Among the entries, which lines carry the string "label"? Copy each of them.

##### Given records

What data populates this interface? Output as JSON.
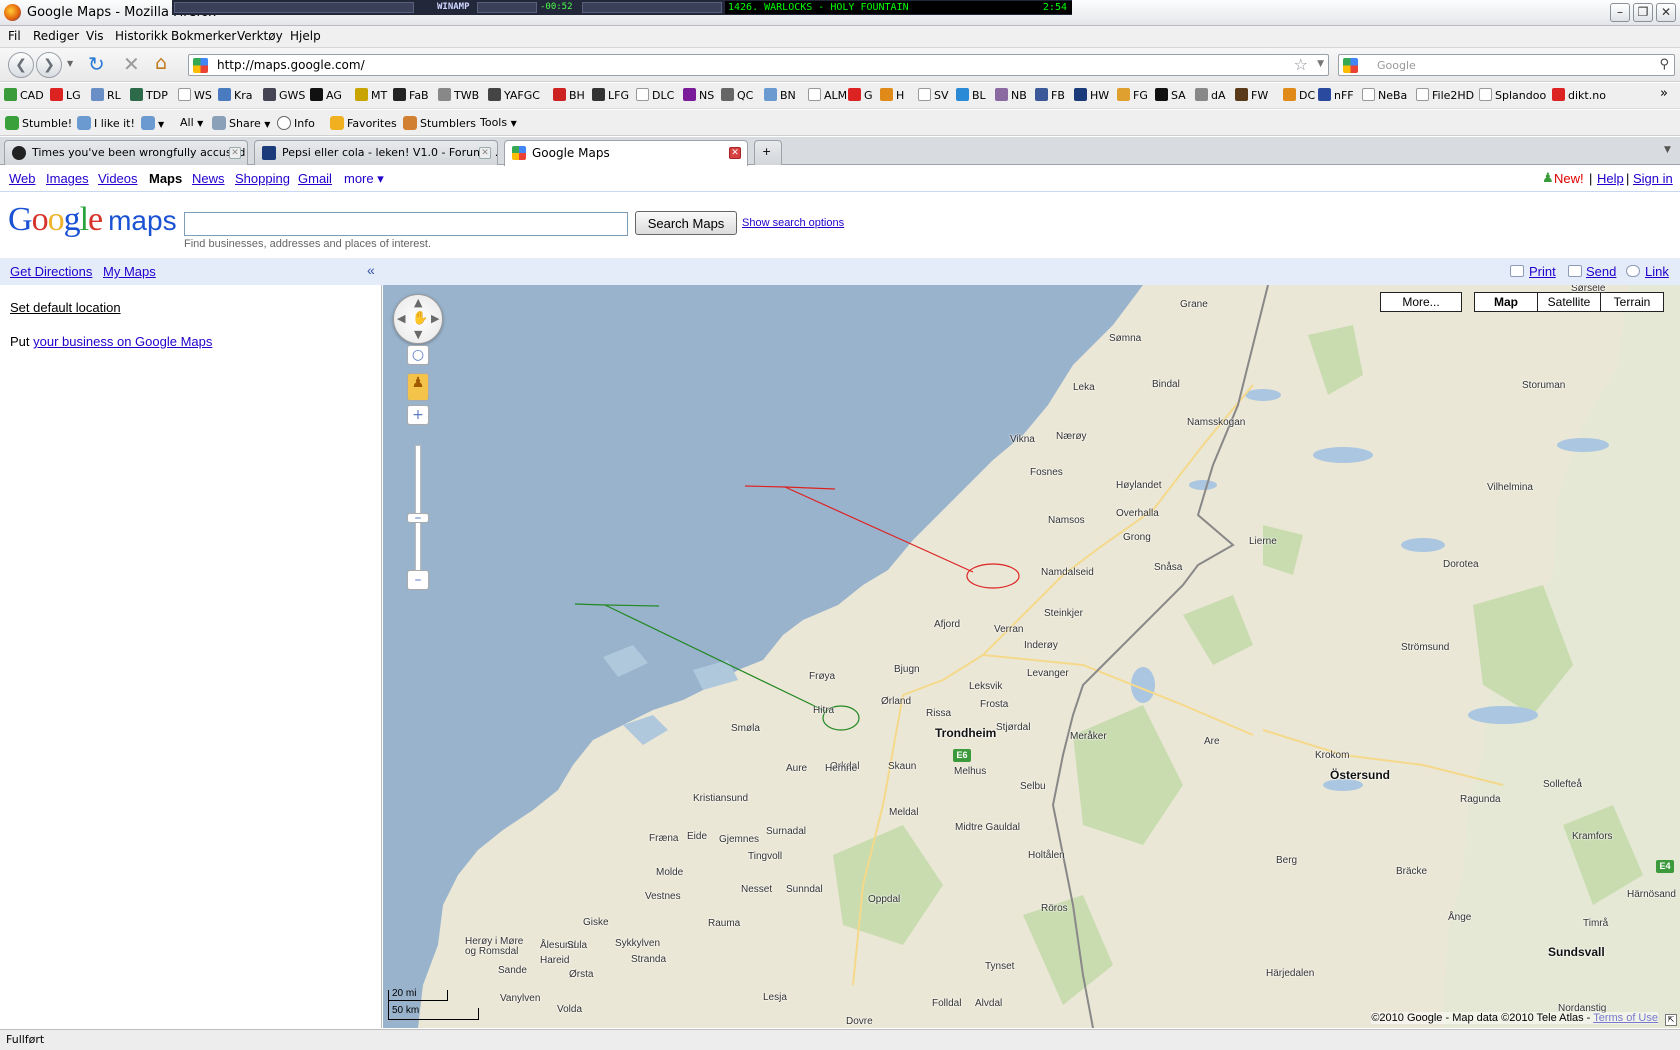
{
  "window": {
    "title": "Google Maps - Mozilla Firefox"
  },
  "winamp": {
    "name": "WINAMP",
    "elapsed": "-00:52",
    "song": "1426. WARLOCKS - HOLY FOUNTAIN",
    "time": "2:54"
  },
  "menu": [
    "Fil",
    "Rediger",
    "Vis",
    "Historikk",
    "Bokmerker",
    "Verktøy",
    "Hjelp"
  ],
  "nav": {
    "url": "http://maps.google.com/",
    "search_placeholder": "Google"
  },
  "bookmarks": [
    "CAD",
    "LG",
    "RL",
    "TDP",
    "WS",
    "Kra",
    "GWS",
    "AG",
    "MT",
    "FaB",
    "TWB",
    "YAFGC",
    "BH",
    "LFG",
    "DLC",
    "NS",
    "QC",
    "BN",
    "ALM",
    "G",
    "H",
    "SV",
    "BL",
    "NB",
    "FB",
    "HW",
    "FG",
    "SA",
    "dA",
    "FW",
    "DC",
    "nFF",
    "NeBa",
    "File2HD",
    "Splandoo",
    "dikt.no"
  ],
  "stumble": {
    "stumble": "Stumble!",
    "like": "I like it!",
    "all": "All",
    "share": "Share",
    "info": "Info",
    "favorites": "Favorites",
    "stumblers": "Stumblers",
    "tools": "Tools"
  },
  "tabs": [
    {
      "label": "Times you've been wrongfully accused ..."
    },
    {
      "label": "Pepsi eller cola - leken! V1.0 - Forum - ..."
    },
    {
      "label": "Google Maps"
    }
  ],
  "gbar": {
    "web": "Web",
    "images": "Images",
    "videos": "Videos",
    "maps": "Maps",
    "news": "News",
    "shopping": "Shopping",
    "gmail": "Gmail",
    "more": "more ▾",
    "new": "New!",
    "help": "Help",
    "signin": "Sign in",
    "sep": "|"
  },
  "header": {
    "logo_maps": "maps",
    "search_button": "Search Maps",
    "show_options": "Show search options",
    "hint": "Find businesses, addresses and places of interest.",
    "search_value": ""
  },
  "toolbar": {
    "get_directions": "Get Directions",
    "my_maps": "My Maps",
    "collapse": "«",
    "print": "Print",
    "send": "Send",
    "link": "Link"
  },
  "sidebar": {
    "set_default": "Set default location",
    "put": "Put",
    "business_link": "your business on Google Maps"
  },
  "map": {
    "types": {
      "more": "More...",
      "map": "Map",
      "satellite": "Satellite",
      "terrain": "Terrain",
      "selected": "Map"
    },
    "scale": {
      "mi": "20 mi",
      "km": "50 km"
    },
    "copyright": "©2010 Google - Map data ©2010 Tele Atlas - ",
    "terms": "Terms of Use",
    "shield_e6": "E6",
    "shield_e4": "E4",
    "places": [
      "Grane",
      "Sørsele",
      "Sømna",
      "Bindal",
      "Storuman",
      "Leka",
      "Vikna",
      "Nærøy",
      "Namsskogan",
      "Fosnes",
      "Høylandet",
      "Vilhelmina",
      "Namsos",
      "Overhalla",
      "Grong",
      "Lierne",
      "Namdalseid",
      "Snåsa",
      "Dorotea",
      "Steinkjer",
      "Afjord",
      "Verran",
      "Inderøy",
      "Strömsund",
      "Levanger",
      "Bjugn",
      "Frøya",
      "Leksvik",
      "Ørland",
      "Frosta",
      "Hitra",
      "Rissa",
      "Stjørdal",
      "Trondheim",
      "Smøla",
      "Meråker",
      "Are",
      "Krokom",
      "Orkdal",
      "Skaun",
      "Melhus",
      "Aure",
      "Hemne",
      "Östersund",
      "Selbu",
      "Kristiansund",
      "Ragunda",
      "Sollefteå",
      "Meldal",
      "Fræna",
      "Eide",
      "Gjemnes",
      "Surnadal",
      "Midtre Gauldal",
      "Tingvoll",
      "Kramfors",
      "Molde",
      "Holtålen",
      "Berg",
      "Bräcke",
      "Nesset",
      "Sunndal",
      "Vestnes",
      "Oppdal",
      "Härnösand",
      "Röros",
      "Ånge",
      "Giske",
      "Rauma",
      "Timrå",
      "Ålesund",
      "Sula",
      "Herøy i Møre og Romsdal",
      "Sykkylven",
      "Sundsvall",
      "Sande",
      "Ørsta",
      "Stranda",
      "Tynset",
      "Härjedalen",
      "Hareid",
      "Vanylven",
      "Volda",
      "Lesja",
      "Folldal",
      "Alvdal",
      "Nordanstig",
      "Dovre"
    ]
  },
  "status": "Fullført"
}
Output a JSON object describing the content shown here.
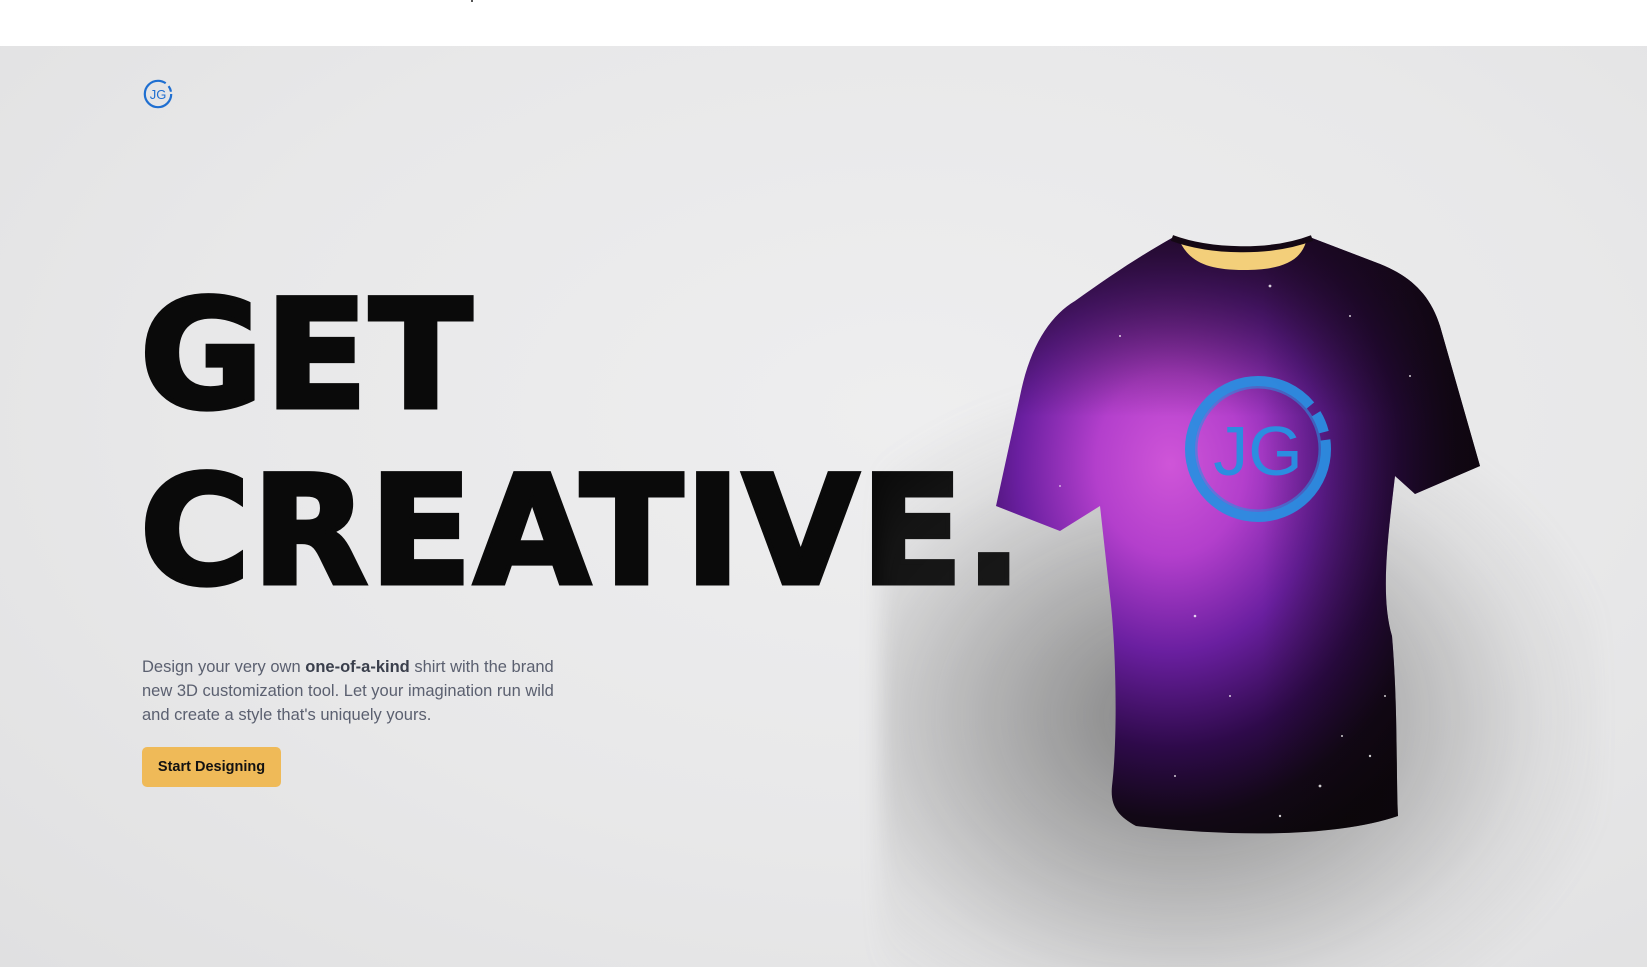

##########

_Answer section:_
      "label": "Times you've been wrongfully accused ..."
      "label": "Pepsi eller cola - leken! V1.0 - Forum - ..."
      "label": "Google Maps"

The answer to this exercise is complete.